Social Links

Follow on Facebook Follow on Twitter Follow on G+Follow EiR on PinterestFollow EiR on Instagram

Xpert Access

×

Login To Get Involved!


Forgot your username?


Forgot your password?

DNRS Roof Banner

 

DNRS Interactive DVD Series & Seminars

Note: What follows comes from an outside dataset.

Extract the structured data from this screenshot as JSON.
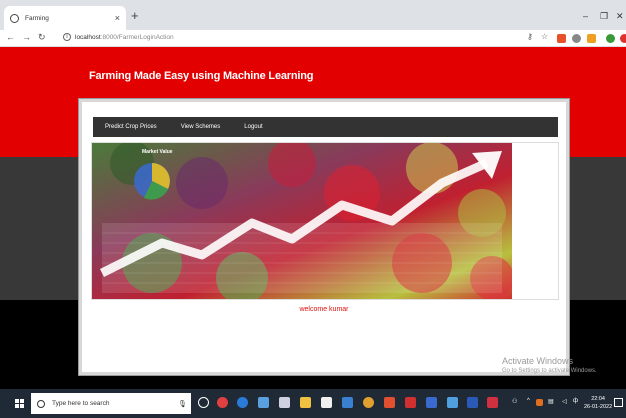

Relationship between self-reported odor intolerance and sensitivity to inhaled capsaicin

 

 

 

 

Chest. 2006 Jun;129(6):1623-8.

 

Relationship between self-reported odor intolerance and sensitivity to inhaled capsaicin: proposed definition of airway sensory hyperreactivity and estimation of its prevalence.

 

Johansson A, Millqvist E, Nordin S, Bende M.

 

Department of Otorhinolaryngology, Central Hospital, SE-541 85 Skovde, Sweden. This email address is being protected from spambots. You need JavaScript enabled to view it. .

 

STUDY OBJECTIVES: The aim of this study was to investigate the relationship between the behavioral consequences of self-reported odor sensitivity with the chemical sensitivity scale for sensory hyperreactivity (CSS-SHR) and cough sensitivity to inhaled capsaicin. We also wanted to estimate the prevalence of airway sensory hyperreactivity (SHR), which was defined as a positive CSS-SHR score in combination with a positive capsaicin inhalation test result. DESIGN: A general population-based study with randomly selected individuals after stratification for age and gender. SETTING: Skovde Central Hospital, Departments of Lung Medicine and Otorhinolaryngology, Sweden. PARTICIPANTS: A total of 693 randomly selected individuals from a population-based study in which 595 persons (86%) responded to the CSS-SHR questionnaire. INTERVENTIONS: The individuals were divided into four groups with different odor sensitivity according to their CSS-SHR score. Of these, 137 individuals were randomly recruited for the capsaicin inhalation test. Capsaicin inhalation was performed with concentrations of 0.4 and 2.0 mumol/L in a randomized order. The number of coughs were registered and counted for 10 min from the start of each inhalation. MEASUREMENTS AND RESULTS: Of the 137 individuals who were recruited for the capsaicin inhalation test, 103 (75%) participated. Sixteen individuals had increased cough sensitivity and fulfilled the criteria for a positive capsaicin inhalation test result. Of the individuals with a positive capsaicin inhalation test result, > 80% also had a positive CSS-SHR score. Only 5% of the individuals with a negative CSS-SHR score had a positive capsaicin inhalation test result. The order of inhaled capsaicin concentration was found to influence the results. The prevalence of SHR with the definition given above was estimated to be 6.3% in this general population. CONCLUSIONS: A high CSS-SHR score was found to be directly related to the sensitivity for inhaled capsaicin, which made it possible to relate subjective data to objective findings.

 

PMID: 16778284 [PubMed - in process]

 

Full Article Available Online

 

 

 

{mosgoogle}

 

{mos_sb_discuss:10}

 


 

 

Related Articles:

 

  • No comments found

Leave your comments

Post comment as a guest

0 Character restriction
Your text should be more than 25 characters
Your comments are subjected to administrator's moderation.
terms and condition.

Adsense Responsive BottomBanner